France tops medal chart at International Wine Challenge, but Australia and New Zealand are hot on its heels
France holds tight at the top of the leader board with 295 medal winners
- France tops total medal count with 295 wines receiving gongs.
- Champagne proves to be the biggest jewel in France’s winemaking crown, producing seven Gold medal winners.
No stranger to success, France topped the medal chart once again at Tranche One of the 2016 International Wine Challenge (IWC), winning a whopping 295 medals, building on last year’s medal count of 277.
However, France is facing stiff competition from rivals Australia and New Zealand. In a competition first, Australia received the most Gold medals with 19, beating France to joint second place with New Zealand for their haul of 18 Gold medals each. Despite Australia’s challenge to France’s throne, French winemakers still clocked up the highest number of Silver and Bronze medals with 108 and 170 respectively.

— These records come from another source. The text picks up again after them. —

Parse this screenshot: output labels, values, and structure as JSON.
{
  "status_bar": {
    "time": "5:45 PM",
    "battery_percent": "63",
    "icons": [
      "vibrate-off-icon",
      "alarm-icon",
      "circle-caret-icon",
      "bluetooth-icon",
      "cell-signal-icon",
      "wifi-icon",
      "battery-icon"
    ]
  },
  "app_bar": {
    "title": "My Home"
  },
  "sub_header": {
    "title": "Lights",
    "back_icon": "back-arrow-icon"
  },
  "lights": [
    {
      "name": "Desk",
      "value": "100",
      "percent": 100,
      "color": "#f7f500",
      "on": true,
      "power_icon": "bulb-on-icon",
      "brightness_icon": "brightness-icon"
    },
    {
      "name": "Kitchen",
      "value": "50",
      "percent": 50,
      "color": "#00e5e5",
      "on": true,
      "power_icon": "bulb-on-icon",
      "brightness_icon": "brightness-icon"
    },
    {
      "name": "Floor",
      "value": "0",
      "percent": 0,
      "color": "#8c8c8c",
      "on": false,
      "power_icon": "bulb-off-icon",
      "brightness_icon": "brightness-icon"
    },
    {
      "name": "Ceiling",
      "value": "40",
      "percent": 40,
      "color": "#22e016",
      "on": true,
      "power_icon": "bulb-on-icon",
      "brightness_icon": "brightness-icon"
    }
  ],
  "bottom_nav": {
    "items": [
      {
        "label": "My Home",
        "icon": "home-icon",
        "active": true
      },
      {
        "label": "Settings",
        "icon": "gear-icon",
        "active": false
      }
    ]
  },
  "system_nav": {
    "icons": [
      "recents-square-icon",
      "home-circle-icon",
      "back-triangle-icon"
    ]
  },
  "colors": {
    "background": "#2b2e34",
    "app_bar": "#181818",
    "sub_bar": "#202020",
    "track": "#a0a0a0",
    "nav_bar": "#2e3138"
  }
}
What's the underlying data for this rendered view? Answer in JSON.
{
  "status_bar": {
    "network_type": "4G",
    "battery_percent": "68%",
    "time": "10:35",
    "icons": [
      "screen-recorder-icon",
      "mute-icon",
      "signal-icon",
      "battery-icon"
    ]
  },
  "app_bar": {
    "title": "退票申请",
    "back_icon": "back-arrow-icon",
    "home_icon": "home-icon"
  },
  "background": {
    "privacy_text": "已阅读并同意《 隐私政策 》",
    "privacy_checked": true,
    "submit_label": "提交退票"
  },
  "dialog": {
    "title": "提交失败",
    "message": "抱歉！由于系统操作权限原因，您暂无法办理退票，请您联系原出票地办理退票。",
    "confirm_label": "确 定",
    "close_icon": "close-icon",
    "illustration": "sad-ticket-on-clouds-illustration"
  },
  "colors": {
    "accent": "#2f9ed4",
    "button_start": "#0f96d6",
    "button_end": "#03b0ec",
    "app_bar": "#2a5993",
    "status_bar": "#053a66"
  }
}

- Champagne is once again France’s most successful wine producing region at the IWC, claiming seven Gold medals at the prestigious competition. Oudinot earned a pair of Gold medals for its Marks & Spencer champagnes.
- Its Marks & Spencer Oudinot Brut Vintage 2007 and its non-vintage Marks & Spencer Oudinot Rosé both scooped Gold.
- Three more non-vintage champagnes also struck Gold at the competition, proving you don’t need to pay a vintage price tag to get beautiful bubbly. Champagne De Venoge’s Princes Rosé NV, Champagne Gonet Sulcova’s Grand Cru Extra Brut NV and Lanson Noble Cuvée Brut Rosé NV all won Gold at Tranche One of the tasting. Champagne J. De Telmont’s Cuvée O.R 1735 2004 also scooped a Gold medal, as did Champagne Jacquart’s Blanc de Blancs Millésimé Brut 2009.
- Cooperative wine producer Cave de Roquebrun received more Gold medals than any other French vineyard, picking up four top prizes. Among these, three of the producer’s red wines impressed the IWC judges and struck Gold, the Les Fiefs d’Aupenac 2013, the Eclats de Schistes 2013 and the Col de Lairole 2014. Cave de Roquebrun also produced a Gold medal winning white wine with its Grand Canal 2014. The producer also received four Silver medals and three Bronze.
- Alsace based producer Wolfberger also scored highly, picking up a pair of Gold medals for its Gewurztraminer Grand Cru Kirchberg de Barr 2014 and Gewurztraminer Vendanges Tardives 2012. The world-famed producer also received five Silver medals and six Bronze medals in this round of the competition.
- A trio of wines produced in Burgundy also received Gold medals. Labouré-Roi Gevrey Chambertin La Futaille 2013 struck Gold, as did the Auvigue Pouilly-Fuissé Le Clos 2014. The Union Des Viticulteurs De Chablis created the Morrisons Signature Chablis 1er Cru 2013, which also received a Gold medal.
- Elsewhere, in the Loire Valley, Fournier Pere et Fils produced a Gold medal winner for Tesco with Tesco finest* Sancerre 2014 showing that exquisite French wines are readily available in UK supermarkets.
- Visit the IWC website for the full list of winners: http://www.internationalwinechallenge.com
Charles Metcalfe, Co-Chairman of the IWC commented:
“Yet again, French winemakers have demonstrated their prowess across different styles in this tranche of the competition. France may have lost out to Australia in the Gold medal count, but the country’s producers are unbeatable in terms of variety, producing more medal winners in more styles than anywhere else in the world. Australia is hot on its heels though, and this latest result makes me very excited to see what happens in tranche two of the competition in April next year.”